**TO DO**
All lines of the entries with "duration" in them must be listed.

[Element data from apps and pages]
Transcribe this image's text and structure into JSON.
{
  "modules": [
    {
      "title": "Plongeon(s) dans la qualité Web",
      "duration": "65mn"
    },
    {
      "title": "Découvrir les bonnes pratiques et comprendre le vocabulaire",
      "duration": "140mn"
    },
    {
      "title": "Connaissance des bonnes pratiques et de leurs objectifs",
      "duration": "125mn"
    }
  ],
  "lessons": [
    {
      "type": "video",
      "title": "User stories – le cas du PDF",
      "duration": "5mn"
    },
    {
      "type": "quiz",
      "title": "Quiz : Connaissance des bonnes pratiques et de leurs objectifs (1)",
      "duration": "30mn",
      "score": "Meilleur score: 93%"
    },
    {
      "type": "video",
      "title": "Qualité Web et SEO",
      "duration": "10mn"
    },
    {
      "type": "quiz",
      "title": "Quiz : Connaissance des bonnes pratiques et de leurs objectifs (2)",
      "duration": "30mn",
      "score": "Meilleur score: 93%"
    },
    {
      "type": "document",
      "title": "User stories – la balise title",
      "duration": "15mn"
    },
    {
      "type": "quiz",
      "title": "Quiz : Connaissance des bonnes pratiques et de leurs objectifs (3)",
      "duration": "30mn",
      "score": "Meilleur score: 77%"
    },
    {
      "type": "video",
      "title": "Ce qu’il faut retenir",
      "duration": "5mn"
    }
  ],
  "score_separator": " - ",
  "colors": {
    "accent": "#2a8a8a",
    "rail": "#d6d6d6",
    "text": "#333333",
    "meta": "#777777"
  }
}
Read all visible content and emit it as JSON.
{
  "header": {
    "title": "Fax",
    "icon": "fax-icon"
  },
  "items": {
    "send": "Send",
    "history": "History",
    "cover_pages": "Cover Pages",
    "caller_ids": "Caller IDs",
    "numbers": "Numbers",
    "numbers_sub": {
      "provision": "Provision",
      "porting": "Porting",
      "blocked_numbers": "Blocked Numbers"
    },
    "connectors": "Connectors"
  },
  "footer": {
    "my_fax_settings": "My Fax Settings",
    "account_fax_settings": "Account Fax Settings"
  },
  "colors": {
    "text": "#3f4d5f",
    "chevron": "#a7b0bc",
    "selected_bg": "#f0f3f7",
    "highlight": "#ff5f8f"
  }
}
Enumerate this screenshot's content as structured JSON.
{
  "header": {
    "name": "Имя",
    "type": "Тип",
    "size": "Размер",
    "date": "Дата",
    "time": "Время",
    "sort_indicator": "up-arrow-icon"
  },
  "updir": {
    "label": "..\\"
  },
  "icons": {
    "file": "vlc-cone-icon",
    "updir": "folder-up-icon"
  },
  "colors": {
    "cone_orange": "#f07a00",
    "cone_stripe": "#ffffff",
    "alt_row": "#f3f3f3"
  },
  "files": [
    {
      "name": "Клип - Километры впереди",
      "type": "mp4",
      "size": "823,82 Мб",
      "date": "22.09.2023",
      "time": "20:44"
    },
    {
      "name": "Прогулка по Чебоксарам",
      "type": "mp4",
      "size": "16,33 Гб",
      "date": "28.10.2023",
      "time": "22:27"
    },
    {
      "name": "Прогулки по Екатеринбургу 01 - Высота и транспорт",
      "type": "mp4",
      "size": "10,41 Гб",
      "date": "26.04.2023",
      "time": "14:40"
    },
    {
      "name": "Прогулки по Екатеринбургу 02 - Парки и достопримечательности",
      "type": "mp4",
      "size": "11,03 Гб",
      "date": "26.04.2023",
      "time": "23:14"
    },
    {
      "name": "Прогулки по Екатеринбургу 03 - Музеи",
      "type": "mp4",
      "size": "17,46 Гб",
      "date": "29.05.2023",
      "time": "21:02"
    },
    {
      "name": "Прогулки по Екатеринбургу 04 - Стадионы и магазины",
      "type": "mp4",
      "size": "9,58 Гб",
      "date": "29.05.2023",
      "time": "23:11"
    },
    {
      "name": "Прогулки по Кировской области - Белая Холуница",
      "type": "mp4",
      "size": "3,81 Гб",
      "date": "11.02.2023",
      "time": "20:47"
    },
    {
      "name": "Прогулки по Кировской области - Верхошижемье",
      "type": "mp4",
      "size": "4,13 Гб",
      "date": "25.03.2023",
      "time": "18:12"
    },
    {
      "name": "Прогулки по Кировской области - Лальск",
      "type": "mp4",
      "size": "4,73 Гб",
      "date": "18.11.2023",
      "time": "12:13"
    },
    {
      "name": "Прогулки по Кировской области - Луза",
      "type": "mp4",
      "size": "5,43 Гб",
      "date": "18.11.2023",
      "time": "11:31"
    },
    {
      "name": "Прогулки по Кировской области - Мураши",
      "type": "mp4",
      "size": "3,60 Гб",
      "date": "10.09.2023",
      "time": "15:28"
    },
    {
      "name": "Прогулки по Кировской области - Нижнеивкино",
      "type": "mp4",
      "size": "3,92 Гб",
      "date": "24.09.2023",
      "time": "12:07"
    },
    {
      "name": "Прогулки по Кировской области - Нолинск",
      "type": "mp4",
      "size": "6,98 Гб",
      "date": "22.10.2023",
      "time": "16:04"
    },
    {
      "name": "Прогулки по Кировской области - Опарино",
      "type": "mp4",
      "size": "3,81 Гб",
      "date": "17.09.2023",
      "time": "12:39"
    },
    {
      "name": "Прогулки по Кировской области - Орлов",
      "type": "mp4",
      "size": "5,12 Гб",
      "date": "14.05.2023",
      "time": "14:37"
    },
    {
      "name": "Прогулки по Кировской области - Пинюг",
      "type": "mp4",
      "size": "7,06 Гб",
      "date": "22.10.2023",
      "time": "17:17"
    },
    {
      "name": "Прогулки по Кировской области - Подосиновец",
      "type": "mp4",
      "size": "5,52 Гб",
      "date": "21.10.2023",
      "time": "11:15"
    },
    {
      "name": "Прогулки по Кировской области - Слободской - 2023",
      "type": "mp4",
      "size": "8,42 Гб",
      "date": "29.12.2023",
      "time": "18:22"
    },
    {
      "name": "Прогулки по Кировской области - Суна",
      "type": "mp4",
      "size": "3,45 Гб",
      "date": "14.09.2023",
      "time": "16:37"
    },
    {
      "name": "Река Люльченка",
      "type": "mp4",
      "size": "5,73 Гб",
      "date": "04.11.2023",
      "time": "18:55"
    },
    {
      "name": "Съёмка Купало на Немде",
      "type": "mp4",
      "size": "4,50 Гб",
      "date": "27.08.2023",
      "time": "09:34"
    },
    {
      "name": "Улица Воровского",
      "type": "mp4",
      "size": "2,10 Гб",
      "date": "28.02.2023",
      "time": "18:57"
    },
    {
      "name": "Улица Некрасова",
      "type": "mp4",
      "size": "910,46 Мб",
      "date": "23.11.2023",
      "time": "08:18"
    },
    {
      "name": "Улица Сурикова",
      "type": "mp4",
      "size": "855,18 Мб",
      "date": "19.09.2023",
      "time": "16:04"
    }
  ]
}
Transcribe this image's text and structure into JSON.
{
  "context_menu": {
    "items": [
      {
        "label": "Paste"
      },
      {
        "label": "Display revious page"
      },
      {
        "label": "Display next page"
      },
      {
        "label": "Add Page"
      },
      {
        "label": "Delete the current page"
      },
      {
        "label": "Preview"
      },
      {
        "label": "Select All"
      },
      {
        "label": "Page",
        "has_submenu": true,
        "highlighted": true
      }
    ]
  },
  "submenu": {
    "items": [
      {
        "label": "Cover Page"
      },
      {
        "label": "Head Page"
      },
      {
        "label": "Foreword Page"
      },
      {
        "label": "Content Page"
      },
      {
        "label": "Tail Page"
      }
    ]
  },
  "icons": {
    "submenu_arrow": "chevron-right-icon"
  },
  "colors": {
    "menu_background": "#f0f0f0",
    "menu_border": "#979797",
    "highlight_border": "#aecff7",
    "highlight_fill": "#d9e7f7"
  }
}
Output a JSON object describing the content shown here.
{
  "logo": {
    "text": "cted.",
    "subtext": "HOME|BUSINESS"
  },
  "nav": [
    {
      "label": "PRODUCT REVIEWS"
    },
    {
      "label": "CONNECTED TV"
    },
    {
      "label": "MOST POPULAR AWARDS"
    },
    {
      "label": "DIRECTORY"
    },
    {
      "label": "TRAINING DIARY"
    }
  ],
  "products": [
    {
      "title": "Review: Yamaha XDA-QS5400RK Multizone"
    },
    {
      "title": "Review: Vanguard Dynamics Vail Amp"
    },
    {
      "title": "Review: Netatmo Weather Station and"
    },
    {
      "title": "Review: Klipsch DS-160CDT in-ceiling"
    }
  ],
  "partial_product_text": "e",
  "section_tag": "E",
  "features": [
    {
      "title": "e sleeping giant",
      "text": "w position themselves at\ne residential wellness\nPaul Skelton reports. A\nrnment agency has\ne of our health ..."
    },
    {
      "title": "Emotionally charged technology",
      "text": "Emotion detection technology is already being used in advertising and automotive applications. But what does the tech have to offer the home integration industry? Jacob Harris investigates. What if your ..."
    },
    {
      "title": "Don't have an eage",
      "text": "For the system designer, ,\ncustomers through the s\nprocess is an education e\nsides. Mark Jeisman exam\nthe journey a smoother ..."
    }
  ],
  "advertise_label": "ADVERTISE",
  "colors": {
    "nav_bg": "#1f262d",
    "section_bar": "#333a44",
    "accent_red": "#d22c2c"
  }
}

**REPLY TO THE EXERCISE**
      "duration": "65mn"
      "duration": "140mn"
      "duration": "125mn"
      "duration": "5mn"
      "duration": "30mn",
      "duration": "10mn"
      "duration": "30mn",
      "duration": "15mn"
      "duration": "30mn",
      "duration": "5mn"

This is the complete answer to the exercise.